# Work instructions
State the number of lines in these records that include the string "heading", and say nothing more.

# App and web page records
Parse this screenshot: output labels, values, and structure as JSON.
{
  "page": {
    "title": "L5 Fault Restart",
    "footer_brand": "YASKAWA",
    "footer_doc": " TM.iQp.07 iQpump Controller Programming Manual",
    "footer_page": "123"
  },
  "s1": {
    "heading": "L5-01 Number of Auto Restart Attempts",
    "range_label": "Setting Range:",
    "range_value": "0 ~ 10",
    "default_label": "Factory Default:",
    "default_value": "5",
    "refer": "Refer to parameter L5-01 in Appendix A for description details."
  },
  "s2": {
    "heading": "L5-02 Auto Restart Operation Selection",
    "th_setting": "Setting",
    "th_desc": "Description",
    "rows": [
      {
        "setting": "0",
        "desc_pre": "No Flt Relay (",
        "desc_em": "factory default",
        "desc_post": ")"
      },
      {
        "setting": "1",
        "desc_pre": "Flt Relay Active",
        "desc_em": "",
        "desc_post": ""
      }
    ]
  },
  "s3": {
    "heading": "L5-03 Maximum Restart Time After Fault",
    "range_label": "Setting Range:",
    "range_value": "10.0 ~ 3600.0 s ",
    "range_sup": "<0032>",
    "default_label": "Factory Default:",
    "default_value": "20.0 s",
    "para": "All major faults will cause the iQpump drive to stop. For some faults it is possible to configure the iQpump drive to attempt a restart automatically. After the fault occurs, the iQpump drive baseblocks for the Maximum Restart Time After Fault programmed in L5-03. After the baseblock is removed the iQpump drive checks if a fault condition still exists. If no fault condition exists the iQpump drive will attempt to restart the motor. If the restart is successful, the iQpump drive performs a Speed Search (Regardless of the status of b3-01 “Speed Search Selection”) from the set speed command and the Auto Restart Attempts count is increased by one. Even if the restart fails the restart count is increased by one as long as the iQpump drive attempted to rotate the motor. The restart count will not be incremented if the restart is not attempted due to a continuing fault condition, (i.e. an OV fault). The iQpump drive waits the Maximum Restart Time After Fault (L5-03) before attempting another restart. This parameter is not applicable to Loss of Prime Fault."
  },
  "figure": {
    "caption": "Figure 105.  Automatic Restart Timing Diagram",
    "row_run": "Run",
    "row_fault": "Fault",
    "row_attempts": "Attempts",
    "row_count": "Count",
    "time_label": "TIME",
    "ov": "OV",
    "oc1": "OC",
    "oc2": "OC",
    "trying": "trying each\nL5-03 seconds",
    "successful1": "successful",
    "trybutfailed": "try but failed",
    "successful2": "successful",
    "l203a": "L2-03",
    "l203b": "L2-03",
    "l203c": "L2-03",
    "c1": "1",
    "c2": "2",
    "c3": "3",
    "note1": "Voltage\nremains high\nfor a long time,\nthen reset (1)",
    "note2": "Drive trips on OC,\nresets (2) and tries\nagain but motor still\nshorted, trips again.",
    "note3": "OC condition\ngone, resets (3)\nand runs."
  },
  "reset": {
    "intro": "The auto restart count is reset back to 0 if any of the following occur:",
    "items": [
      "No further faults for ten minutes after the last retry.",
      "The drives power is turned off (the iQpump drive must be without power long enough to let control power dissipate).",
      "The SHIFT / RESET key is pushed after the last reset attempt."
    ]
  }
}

# The completed task
3